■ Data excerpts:
◇ ◇ ◇ ◇ ◇ ◇ ◇

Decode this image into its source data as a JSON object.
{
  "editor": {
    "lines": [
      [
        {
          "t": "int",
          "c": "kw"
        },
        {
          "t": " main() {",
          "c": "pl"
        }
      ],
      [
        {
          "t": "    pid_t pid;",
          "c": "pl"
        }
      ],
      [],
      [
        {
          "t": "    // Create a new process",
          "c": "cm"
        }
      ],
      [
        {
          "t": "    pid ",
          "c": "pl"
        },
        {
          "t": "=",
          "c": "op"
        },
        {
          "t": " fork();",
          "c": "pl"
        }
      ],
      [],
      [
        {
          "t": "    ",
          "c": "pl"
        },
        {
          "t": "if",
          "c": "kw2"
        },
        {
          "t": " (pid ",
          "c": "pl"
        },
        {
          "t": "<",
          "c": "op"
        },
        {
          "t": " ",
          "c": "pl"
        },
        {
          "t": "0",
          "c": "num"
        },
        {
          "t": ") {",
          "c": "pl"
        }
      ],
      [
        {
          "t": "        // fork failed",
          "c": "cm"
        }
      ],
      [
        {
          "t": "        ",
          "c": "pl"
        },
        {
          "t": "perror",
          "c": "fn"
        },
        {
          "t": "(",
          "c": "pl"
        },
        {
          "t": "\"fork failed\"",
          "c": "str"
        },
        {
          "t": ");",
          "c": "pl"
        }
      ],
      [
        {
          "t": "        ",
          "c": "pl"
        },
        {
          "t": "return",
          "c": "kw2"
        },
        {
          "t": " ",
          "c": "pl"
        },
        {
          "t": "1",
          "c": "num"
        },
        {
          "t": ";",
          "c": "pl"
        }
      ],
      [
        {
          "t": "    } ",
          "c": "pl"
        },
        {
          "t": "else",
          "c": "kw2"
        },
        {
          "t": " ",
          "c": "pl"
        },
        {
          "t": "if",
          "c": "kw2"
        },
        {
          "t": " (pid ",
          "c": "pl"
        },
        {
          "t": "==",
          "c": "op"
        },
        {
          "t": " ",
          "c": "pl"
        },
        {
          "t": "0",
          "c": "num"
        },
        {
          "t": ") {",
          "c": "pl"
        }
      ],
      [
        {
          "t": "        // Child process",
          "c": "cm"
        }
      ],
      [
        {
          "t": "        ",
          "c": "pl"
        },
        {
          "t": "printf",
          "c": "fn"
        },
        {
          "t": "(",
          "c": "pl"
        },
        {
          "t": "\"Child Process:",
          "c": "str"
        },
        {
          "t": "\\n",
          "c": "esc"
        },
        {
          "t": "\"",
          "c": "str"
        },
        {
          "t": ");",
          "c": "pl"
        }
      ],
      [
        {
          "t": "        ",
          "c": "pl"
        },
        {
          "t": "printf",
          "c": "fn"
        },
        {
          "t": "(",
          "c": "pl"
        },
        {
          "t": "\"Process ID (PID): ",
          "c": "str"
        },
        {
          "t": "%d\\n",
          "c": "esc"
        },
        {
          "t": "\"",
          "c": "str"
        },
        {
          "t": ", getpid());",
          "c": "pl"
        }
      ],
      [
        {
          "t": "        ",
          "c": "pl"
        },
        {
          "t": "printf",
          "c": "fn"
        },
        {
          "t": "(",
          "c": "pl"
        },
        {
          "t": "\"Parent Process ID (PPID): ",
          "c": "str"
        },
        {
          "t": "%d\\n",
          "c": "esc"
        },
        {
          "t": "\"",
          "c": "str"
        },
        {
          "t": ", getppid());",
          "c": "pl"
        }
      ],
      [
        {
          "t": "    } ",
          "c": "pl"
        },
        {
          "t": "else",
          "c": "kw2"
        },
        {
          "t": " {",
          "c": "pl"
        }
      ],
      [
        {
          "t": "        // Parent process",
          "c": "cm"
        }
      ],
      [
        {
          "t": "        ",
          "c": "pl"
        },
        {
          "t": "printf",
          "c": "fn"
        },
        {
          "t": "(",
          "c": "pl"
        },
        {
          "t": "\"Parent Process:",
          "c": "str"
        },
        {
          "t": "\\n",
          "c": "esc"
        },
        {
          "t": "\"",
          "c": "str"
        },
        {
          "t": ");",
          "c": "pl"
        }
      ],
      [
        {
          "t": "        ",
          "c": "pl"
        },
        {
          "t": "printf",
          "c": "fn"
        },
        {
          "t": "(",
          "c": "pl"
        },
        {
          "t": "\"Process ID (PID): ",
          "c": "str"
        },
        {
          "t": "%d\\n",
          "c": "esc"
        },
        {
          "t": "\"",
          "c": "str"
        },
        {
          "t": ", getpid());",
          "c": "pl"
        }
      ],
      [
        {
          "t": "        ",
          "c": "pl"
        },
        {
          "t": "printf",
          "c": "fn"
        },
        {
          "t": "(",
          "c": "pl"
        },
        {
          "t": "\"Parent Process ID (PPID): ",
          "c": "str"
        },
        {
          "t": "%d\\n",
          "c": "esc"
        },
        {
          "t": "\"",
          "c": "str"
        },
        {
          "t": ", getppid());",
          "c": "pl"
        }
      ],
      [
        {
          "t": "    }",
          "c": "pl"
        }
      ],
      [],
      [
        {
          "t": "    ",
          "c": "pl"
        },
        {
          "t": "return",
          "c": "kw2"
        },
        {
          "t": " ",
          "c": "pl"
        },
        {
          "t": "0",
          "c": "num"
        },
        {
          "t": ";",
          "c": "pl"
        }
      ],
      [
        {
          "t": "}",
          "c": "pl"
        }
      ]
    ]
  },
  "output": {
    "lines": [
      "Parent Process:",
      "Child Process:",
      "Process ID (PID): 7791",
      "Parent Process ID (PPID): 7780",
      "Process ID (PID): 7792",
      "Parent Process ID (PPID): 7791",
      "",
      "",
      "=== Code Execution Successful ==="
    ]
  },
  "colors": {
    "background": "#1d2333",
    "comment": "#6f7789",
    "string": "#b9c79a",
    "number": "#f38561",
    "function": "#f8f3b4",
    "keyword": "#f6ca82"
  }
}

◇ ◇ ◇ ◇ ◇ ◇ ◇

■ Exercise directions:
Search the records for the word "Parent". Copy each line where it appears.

■ Result:
          "t": "\"Parent Process ID (PPID): ",
          "t": "        // Parent process",
          "t": "\"Parent Process:",
          "t": "\"Parent Process ID (PPID): ",
      "Parent Process:",
      "Parent Process ID (PPID): 7780",
      "Parent Process ID (PPID): 7791",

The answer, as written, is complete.